USC, UCLA to meet in men’s basketball Wednesday and this time it has meaning

USC guard Jordan McLaughlin drives to the lane between a host of UCLA defenders on Jan. 14, 2015.

USC guard Jordan McLaughlin drives to the lane between a host of UCLA defenders on Jan. 14, 2015.

(Rick Loomis / Los Angeles Times)

Among USC’s basketball players, there is no consensus. Asked what the team’s low point was last season, there was no lack of candidates.

How to choose among 20 losses?

Elijah Stewart said his came at Arizona State.

“We really wanted that one,” he said.

Then he reconsidered: “Oh, I forgot about Cal, too!”

Jordan McLaughlin: “Sheesh, it was all of them. The Colorado one? That one went to, like, three overtimes.”

Julian Jacobs: “The whole season was sort of a low point.”

This season, the search for a low point remains elusive, but for a different reason: there hasn’t been one.


USC plays UCLA on Wednesday at Pauley Pavilion in the rivalry’s most significant basketball iteration in years. The Trojans enter the game second in the Pac-12 Conference standings. They are 14-3 overall, 3-1 against league opponents, and they are hovering just outside the top 25 in the national rankings.

So what has changed? On that, the players agree. They’re older. They’re mentally tougher — not in an abstract sense, but in small ways they demonstrate on the court. And they’ve added freshmen rim protectors, Bennie Boatwright and Chimezie Metu.

Despite last season’s misery, the players do not consider this season’s early success a surprise.

McLaughlin said he committed to USC because he believed in Coach Andy Enfield’s vision, which has not wavered.

“Any time you’re building something there’s frustrations along the way,” Enfield said. “But there’s never been any doubt.”

Last season, the coach recognized that USC had the youngest roster of any power-conference school. And, he added, the Trojans lost eight games by five points or fewer.


This season, the players say, they know how to win close games. The major difference may just be experience. Stewart said last season’s team wasn’t mentally strong, which led to small breakdowns at the end of games. They forgot to close out on shooters or they didn’t know what moves an opposing player leaned on during crunch time.

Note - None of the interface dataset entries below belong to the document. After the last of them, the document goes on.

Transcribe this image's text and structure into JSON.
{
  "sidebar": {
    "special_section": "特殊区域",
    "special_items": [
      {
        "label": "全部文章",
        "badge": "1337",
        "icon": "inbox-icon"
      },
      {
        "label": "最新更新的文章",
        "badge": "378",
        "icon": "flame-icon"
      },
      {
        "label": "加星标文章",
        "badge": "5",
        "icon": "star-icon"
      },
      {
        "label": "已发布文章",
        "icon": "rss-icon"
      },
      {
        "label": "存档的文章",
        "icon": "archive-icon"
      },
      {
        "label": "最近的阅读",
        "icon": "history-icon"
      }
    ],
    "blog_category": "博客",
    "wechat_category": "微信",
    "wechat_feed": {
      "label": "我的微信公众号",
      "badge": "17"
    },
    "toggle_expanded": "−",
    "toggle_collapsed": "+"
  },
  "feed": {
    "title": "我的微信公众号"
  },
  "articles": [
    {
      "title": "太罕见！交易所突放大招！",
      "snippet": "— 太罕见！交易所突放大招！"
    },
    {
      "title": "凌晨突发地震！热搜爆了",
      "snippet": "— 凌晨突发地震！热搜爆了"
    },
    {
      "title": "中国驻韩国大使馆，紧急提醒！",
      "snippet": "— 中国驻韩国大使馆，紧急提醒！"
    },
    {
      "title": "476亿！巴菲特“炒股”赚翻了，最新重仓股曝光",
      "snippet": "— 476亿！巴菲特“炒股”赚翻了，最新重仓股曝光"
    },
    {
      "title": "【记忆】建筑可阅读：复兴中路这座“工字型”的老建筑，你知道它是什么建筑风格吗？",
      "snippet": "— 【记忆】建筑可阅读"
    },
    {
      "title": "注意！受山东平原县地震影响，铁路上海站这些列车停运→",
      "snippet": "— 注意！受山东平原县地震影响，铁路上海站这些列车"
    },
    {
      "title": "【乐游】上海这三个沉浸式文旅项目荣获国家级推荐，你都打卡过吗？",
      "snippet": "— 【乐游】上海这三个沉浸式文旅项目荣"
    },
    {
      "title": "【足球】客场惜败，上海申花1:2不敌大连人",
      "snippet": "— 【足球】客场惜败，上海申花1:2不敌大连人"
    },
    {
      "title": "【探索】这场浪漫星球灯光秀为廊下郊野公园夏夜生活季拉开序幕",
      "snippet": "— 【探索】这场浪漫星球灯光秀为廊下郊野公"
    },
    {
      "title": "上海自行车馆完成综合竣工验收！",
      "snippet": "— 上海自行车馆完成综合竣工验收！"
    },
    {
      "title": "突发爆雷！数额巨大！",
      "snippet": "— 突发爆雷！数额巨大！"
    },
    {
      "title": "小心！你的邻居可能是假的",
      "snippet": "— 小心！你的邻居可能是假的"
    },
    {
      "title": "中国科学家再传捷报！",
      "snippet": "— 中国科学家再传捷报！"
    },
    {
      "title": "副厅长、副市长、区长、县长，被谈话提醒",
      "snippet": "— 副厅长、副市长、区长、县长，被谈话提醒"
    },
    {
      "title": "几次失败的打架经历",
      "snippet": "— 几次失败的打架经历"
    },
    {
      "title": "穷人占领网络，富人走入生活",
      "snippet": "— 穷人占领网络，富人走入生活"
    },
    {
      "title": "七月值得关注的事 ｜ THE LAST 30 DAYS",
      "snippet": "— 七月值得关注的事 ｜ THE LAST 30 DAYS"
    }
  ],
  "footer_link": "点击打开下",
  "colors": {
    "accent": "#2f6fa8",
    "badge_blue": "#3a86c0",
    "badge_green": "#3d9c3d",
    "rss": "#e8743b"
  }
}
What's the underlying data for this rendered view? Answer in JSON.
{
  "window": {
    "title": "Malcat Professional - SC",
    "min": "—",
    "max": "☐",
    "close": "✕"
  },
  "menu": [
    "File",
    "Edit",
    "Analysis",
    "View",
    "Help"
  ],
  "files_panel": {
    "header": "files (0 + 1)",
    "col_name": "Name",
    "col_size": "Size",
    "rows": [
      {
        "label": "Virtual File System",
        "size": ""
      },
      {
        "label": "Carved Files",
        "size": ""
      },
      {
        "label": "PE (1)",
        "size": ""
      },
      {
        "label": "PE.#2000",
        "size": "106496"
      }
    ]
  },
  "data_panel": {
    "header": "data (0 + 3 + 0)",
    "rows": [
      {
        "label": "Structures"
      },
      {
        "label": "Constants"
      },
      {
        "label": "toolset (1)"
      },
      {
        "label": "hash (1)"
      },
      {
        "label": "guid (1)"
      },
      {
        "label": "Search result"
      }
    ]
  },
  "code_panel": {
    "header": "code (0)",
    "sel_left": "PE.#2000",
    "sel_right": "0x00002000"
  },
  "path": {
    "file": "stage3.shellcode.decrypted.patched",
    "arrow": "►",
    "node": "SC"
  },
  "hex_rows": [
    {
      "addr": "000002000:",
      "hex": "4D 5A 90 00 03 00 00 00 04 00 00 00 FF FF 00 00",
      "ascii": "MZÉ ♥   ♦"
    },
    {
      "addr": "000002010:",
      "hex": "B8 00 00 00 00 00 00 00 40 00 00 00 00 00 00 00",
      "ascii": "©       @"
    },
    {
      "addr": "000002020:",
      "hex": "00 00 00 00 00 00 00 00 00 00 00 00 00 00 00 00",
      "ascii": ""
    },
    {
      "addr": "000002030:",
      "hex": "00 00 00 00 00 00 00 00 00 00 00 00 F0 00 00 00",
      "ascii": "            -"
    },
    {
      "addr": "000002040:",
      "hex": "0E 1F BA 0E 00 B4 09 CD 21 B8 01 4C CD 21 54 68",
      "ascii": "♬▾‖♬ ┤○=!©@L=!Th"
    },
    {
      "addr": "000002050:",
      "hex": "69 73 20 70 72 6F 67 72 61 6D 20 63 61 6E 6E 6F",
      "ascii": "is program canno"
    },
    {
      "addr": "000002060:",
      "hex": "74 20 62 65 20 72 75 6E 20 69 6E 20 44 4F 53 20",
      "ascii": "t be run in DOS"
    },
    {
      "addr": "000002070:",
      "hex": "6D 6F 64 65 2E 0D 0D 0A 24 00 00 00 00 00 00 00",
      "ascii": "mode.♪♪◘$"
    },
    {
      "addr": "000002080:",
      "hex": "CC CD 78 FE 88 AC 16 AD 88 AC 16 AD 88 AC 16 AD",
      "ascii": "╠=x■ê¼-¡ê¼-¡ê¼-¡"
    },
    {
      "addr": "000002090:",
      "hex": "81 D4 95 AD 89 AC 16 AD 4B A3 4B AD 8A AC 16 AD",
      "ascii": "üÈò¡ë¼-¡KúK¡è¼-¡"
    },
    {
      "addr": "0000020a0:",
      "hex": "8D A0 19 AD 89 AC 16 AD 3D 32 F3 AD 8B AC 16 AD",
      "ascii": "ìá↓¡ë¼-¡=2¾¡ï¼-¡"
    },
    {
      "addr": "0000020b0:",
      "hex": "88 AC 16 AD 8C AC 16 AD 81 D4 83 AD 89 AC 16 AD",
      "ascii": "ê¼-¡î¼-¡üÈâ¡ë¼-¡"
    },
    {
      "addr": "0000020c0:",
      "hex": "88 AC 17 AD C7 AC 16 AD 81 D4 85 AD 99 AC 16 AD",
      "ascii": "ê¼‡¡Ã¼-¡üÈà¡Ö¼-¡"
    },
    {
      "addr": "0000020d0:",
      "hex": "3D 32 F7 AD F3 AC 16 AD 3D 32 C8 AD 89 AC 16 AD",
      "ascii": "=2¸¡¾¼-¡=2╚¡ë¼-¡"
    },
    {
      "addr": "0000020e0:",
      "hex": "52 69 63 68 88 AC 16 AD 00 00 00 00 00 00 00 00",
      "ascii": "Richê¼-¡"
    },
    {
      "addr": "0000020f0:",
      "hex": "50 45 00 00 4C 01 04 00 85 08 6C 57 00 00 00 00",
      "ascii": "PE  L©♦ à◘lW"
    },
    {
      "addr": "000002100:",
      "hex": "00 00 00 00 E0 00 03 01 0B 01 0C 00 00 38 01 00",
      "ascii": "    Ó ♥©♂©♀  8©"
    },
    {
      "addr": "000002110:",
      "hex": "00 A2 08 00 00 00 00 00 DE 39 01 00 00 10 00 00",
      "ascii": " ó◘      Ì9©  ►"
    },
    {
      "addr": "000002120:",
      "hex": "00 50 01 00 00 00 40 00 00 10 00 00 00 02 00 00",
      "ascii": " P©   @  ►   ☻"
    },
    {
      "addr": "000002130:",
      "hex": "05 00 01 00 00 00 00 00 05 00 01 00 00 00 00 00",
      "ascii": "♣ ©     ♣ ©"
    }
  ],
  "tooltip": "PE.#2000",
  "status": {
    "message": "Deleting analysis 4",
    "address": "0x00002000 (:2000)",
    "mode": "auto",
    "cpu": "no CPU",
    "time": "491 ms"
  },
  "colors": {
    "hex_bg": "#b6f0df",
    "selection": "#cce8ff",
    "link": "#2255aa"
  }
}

That weakness has turned into a strength. For example, in the fourth overtime against Arizona on Saturday, McLaughlin had studied Arizona guard Gabe York, anticipated his crossover in the final seconds, and batted the ball away.

“That’s just being mentally aware and just mentally tough throughout the whole game,” Stewart said.

The win over Arizona was the Trojans’ biggest in years. A win over UCLA (11-6, 2-2) would almost certainly vault them into the top 25 for the first time since 2008.

The game is an important one for UCLA, too. Coach Steve Alford, who is in his third season with the Bruins, hasn’t lost to USC. Forward Tony Parker is the only UCLA player who has. For the first time since 2013, the game doesn’t have a clear favorite.

“You don’t want to play cupcakes,” UCLA guard Bryce Alford said. “I’m not saying that they were ever a cupcake, but we like that they’re getting better and they’re a lot better this year.”


Asked on a local radio program this week if a competitive USC was good for both teams, Steve Alford laughed.

It’s good for the fans, he said.

USC has the type of personnel that could give UCLA a test. Smaller lineups have bothered the Bruins, and USC occasionally uses four guards.

“Our personnel, we have who we have,” Enfield said. “And that means we’re going to play how we’ve been successful playing.”

He said he was concerned that by going small, USC could get dominated in rebounding. “UCLA has the two best offensive rebounders in the league, Tony Parker and Thomas Welsh,” Enfield said.

Alford hopes his team can better defend a small lineup, saying the best counter move is to attack offensively.

“If you do go small, then we’re going to make a small [player] guard in the post,” Alford said.


Both coaches have downplayed the rivalry. In what many coaches have called the deepest Pac-12 in memory, every game is important.

Enfield, especially, has tried to maintain an even disposition throughout his two-plus seasons as coach. Last season, he often spoke optimistically about the future, even as USC lost game after game. This season, he has been cautious with his expectations.

“Starting the season, his motto was, ‘We’re really close to becoming a good team,’ ” Stewart said. “And no matter how many wins we get or who we beat, we’re probably always going to be ‘really close to becoming a good team.’ ”

For all that has changed for USC this season, Enfield, his players say, has not.

One exception: “He’s a lot happier,” Jacobs said. “That’s sort of the consensus around the school.”